Over the last couple of posts I’ve written (including this one), I have been using Windows Live Writer. This is a free piece of software that is created by Microsoft. It can manage and sort your blog for you with ease, and means you don’t have to use any online dashboard.
For GEEK!, I use WordPress and Windows Live Writer takes WordPress in its stride. I simply tell WLW my login details, and it automatically works out what my blog looks like, what theme I use, and what my posts would look like.
It does this all very quickly, and within a minute or so it is ready to go.
It is really quick, efficient and professional and I really like its simplicity. It is a great concept that works very well. I really like using it because it is so much easier than logging into the WordPress dashboard, then getting distracted by plugins, WP upgrades – the lot. With this, I just write my post without any distractions at all.
Perfect! Another recommendation for GEEK! Recommends.
WordPress recently released WordPress 2.8 Beta, which has some interesting new features which will come in handy.
As usual I’ve tested it out, and here are the highlights:
New theme installer
This new theme installer now means that WordPress can install themes you find on the WordPress Theme Directory straight to your theme directory without the need of FTP or manual file copying. It’s very similar to the automatic plugin installation system that was implemented in WordPress 2.7. However, it is more advanced and allows the user to select certain filters to make searching easier. This will definitely be a nifty little feature to look forward to.
The widget handling system has been improved, with a much better click and drag interface which is much simpler to use than the previous widget handling system.
Those are the two things I find most useful. Other than that, I can’t find anything else that I would find outstanding.
WordPress has posted a Codex page with information that corresponds to the WordPress 2.8 Beta, so if you’d like a full changelog please click here.
Try it out and see what you think. I haven’t found any major bugs, but I’d recommend you don’t install it on your main blog/site. If you can, create a test blog for WordPress 2.8 beta and wait for the final release before installing it on your main blog/site.
Since, over the last few months, I have become a massive fan of the well-known blogging platform WordPress, it begs the question could you run a normal website using WordPress?
Well, I am quite confident in saying yes. I am now designing and setting up websites for a small range of people, and with all of them I’ve set them up using WordPress.
WordPress was originally designed as a platform for blogging. It is used by millions at wordpress.com, and you can also run it on your own site by installing the package at wordpress.org.
I love using WordPress with GEEK!. I have used it even since it was launched back in September 2008. It’s a great platform that not only blogs well, but has really neat features and great expansion capabilities.
And I believe that WordPress can be used for websites and not just blogs. Frankly, it beats many web design software packages available, both free and paid. The community that has accumulated with WordPress is also unbelievable.
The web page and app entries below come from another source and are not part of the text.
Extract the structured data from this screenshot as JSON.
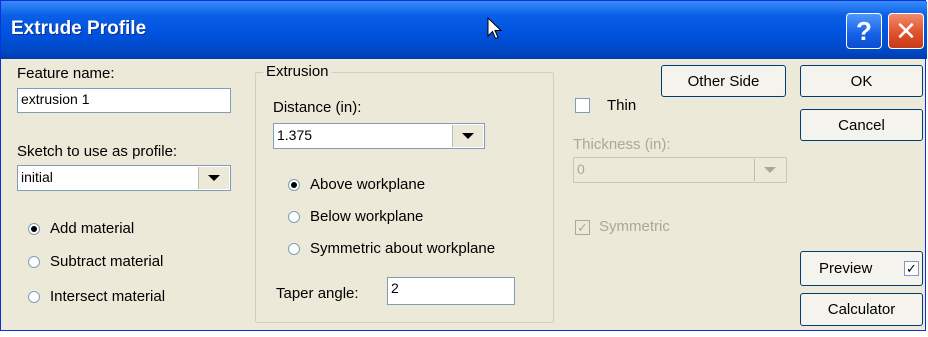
{
  "window": {
    "title": "Extrude Profile",
    "help_label": "?",
    "close_label": "✕"
  },
  "feature_name": {
    "label": "Feature name:",
    "value": "extrusion 1"
  },
  "sketch": {
    "label": "Sketch to use as profile:",
    "value": "initial"
  },
  "material": {
    "options": [
      "Add material",
      "Subtract material",
      "Intersect material"
    ],
    "selected": 0
  },
  "extrusion": {
    "title": "Extrusion",
    "distance_label": "Distance (in):",
    "distance_value": "1.375",
    "directions": [
      "Above workplane",
      "Below workplane",
      "Symmetric about workplane"
    ],
    "selected": 0,
    "taper_label": "Taper angle:",
    "taper_value": "2"
  },
  "other_side": {
    "label": "Other Side"
  },
  "thin": {
    "label": "Thin",
    "checked": false
  },
  "thickness": {
    "label": "Thickness (in):",
    "value": "0"
  },
  "symmetric": {
    "label": "Symmetric",
    "checked": true
  },
  "buttons": {
    "ok": "OK",
    "cancel": "Cancel",
    "preview": "Preview",
    "calculator": "Calculator"
  },
  "preview_check": {
    "checked": true,
    "mark": "✓"
  },
  "icons": {
    "cursor": "arrow-cursor-icon",
    "help": "help-icon",
    "close": "close-icon",
    "dropdown": "chevron-down-icon"
  },
  "colors": {
    "titlebar": "#0053e0",
    "dialog_bg": "#ece9d8",
    "close": "#e0522c"
  }
}
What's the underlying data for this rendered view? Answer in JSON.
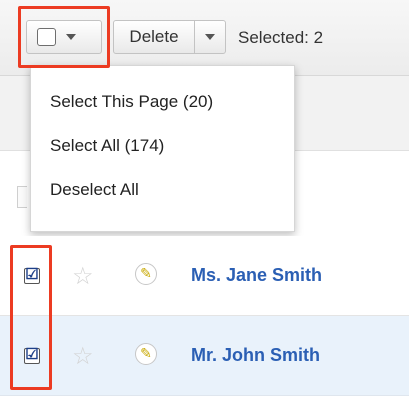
{
  "toolbar": {
    "select_menu_icon": "checkbox-icon",
    "delete_label": "Delete",
    "selected_label": "Selected: 2"
  },
  "dropdown": {
    "items": [
      {
        "label": "Select This Page (20)"
      },
      {
        "label": "Select All (174)"
      },
      {
        "label": "Deselect All"
      }
    ]
  },
  "rows": [
    {
      "name": "Ms. Jane Smith",
      "checked": true,
      "checkbox_glyph": "☑",
      "star_icon": "star-outline-icon",
      "edit_icon": "pencil-icon"
    },
    {
      "name": "Mr. John Smith",
      "checked": true,
      "checkbox_glyph": "☑",
      "star_icon": "star-outline-icon",
      "edit_icon": "pencil-icon"
    }
  ],
  "colors": {
    "highlight": "#ec3b22",
    "link": "#2b5fb4",
    "selected_row_bg": "#e9f2fb"
  }
}
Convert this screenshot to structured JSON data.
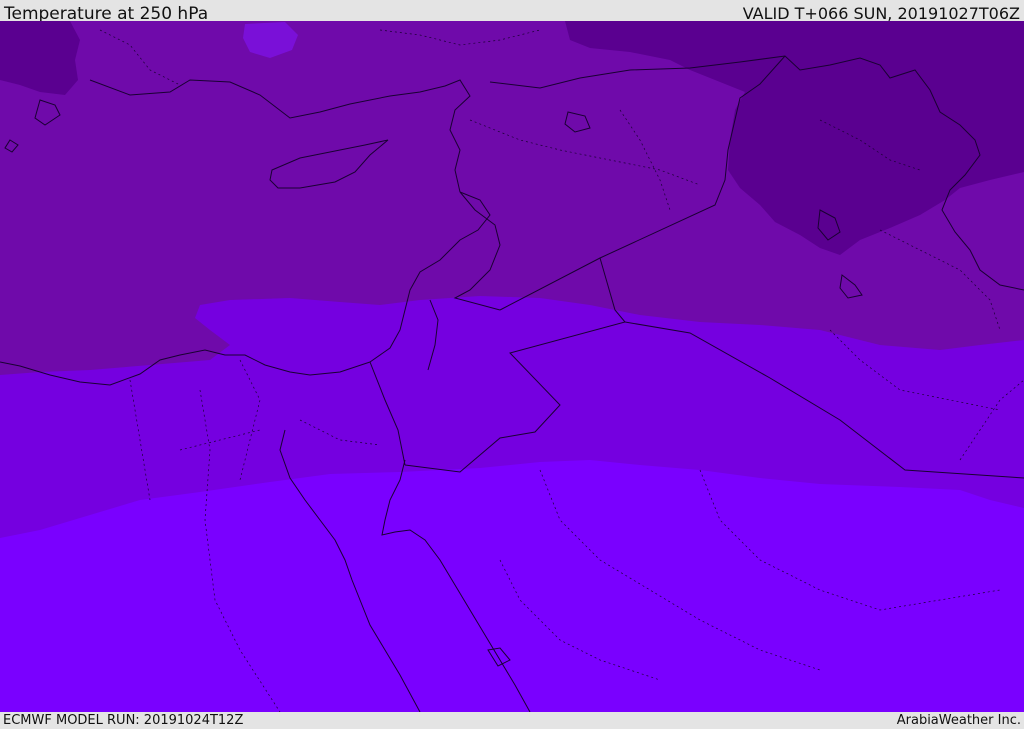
{
  "header": {
    "title": "Temperature at 250 hPa",
    "valid_time": "VALID T+066 SUN, 20191027T06Z"
  },
  "footer": {
    "model_run": "ECMWF MODEL RUN: 20191024T12Z",
    "credit": "ArabiaWeather Inc."
  },
  "colors": {
    "coldest_band": "#5a0090",
    "cold_band": "#6f0aaa",
    "mid_band": "#7500e0",
    "warm_band": "#7a00ff",
    "coastline": "#1a0033",
    "frame": "#e4e4e4"
  }
}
People are now producing fantastic plugins and themes that can be used for free on any site. Even the theme that I use on GEEK! is used with thanks to the people at jide.fr who produced the fantastic ‘Freshy 2’ theme.
So, if you are thinking of building a website any time soon, take a look at WordPress. It is quite obviously designed for blogs, but if you’ve got the time to play around with it a bit, you can get a perfectly good website going in a few hours. In my opinion, it’s better than any freeware or commercial product around.
Just a quick update to my post regarding the new WordPress 2.7
The release has now be confirmed for the 10th of November 2008, so remember to upgrade on the day.
More details and a preview can be found on the WordPress podcast.
I’ll post a Product Review up for it shortly after the release.